(DATA RECORDS Opens)

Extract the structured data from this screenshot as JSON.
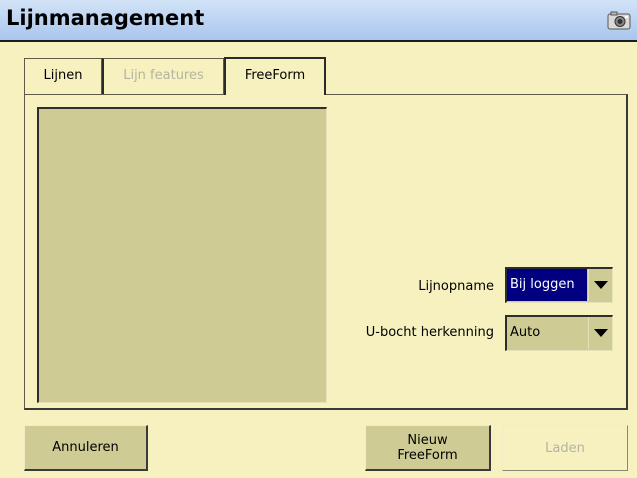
{
  "window": {
    "title": "Lijnmanagement",
    "title_icon": "camera-icon"
  },
  "tabs": [
    {
      "label": "Lijnen",
      "state": "normal"
    },
    {
      "label": "Lijn features",
      "state": "disabled"
    },
    {
      "label": "FreeForm",
      "state": "active"
    }
  ],
  "form": {
    "line_recording": {
      "label": "Lijnopname",
      "value": "Bij loggen"
    },
    "u_turn_detection": {
      "label": "U-bocht herkenning",
      "value": "Auto"
    }
  },
  "buttons": {
    "cancel": "Annuleren",
    "new_freeform_line1": "Nieuw",
    "new_freeform_line2": "FreeForm",
    "load": "Laden"
  },
  "colors": {
    "background": "#f6f1bf",
    "titlebar": "#a9c6ee",
    "control": "#cecb94",
    "selection": "#000080"
  }
}
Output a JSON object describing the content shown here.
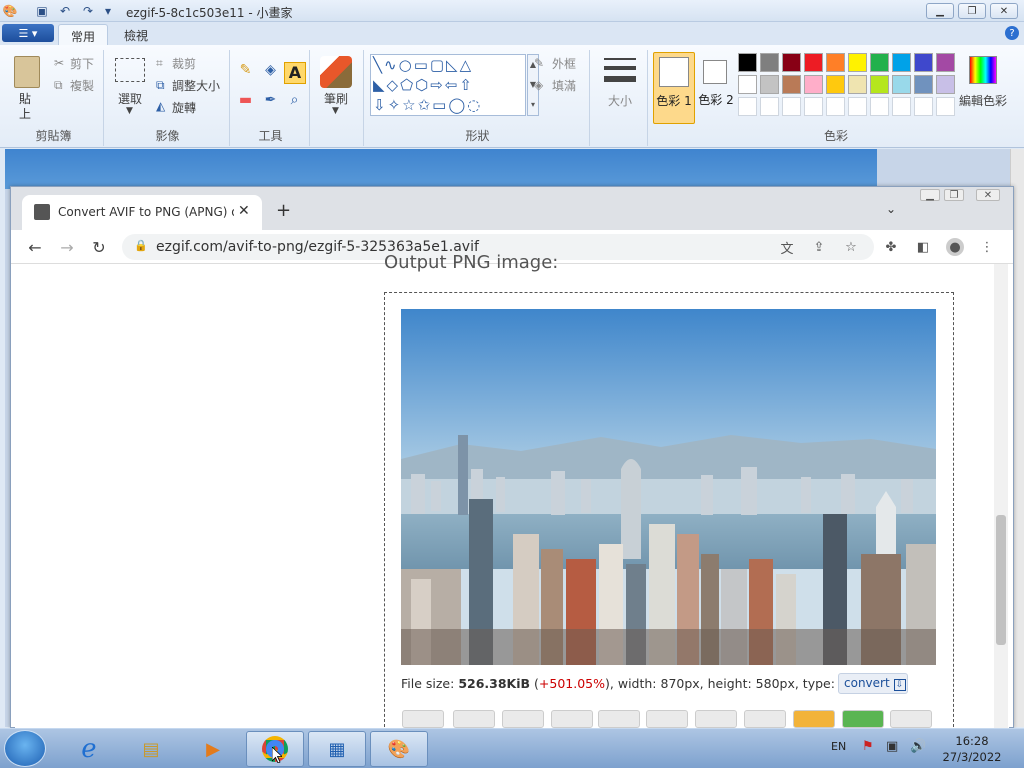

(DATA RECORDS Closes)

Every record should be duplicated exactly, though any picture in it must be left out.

Extract the structured data from this screenshot as JSON.
{
  "window": {
    "title": "Lijnmanagement",
    "title_icon": "camera-icon"
  },
  "tabs": [
    {
      "label": "Lijnen",
      "state": "normal"
    },
    {
      "label": "Lijn features",
      "state": "disabled"
    },
    {
      "label": "FreeForm",
      "state": "active"
    }
  ],
  "form": {
    "line_recording": {
      "label": "Lijnopname",
      "value": "Bij loggen"
    },
    "u_turn_detection": {
      "label": "U-bocht herkenning",
      "value": "Auto"
    }
  },
  "buttons": {
    "cancel": "Annuleren",
    "new_freeform_line1": "Nieuw",
    "new_freeform_line2": "FreeForm",
    "load": "Laden"
  },
  "colors": {
    "background": "#f6f1bf",
    "titlebar": "#a9c6ee",
    "control": "#cecb94",
    "selection": "#000080"
  }
}
Output a JSON object describing the content shown here.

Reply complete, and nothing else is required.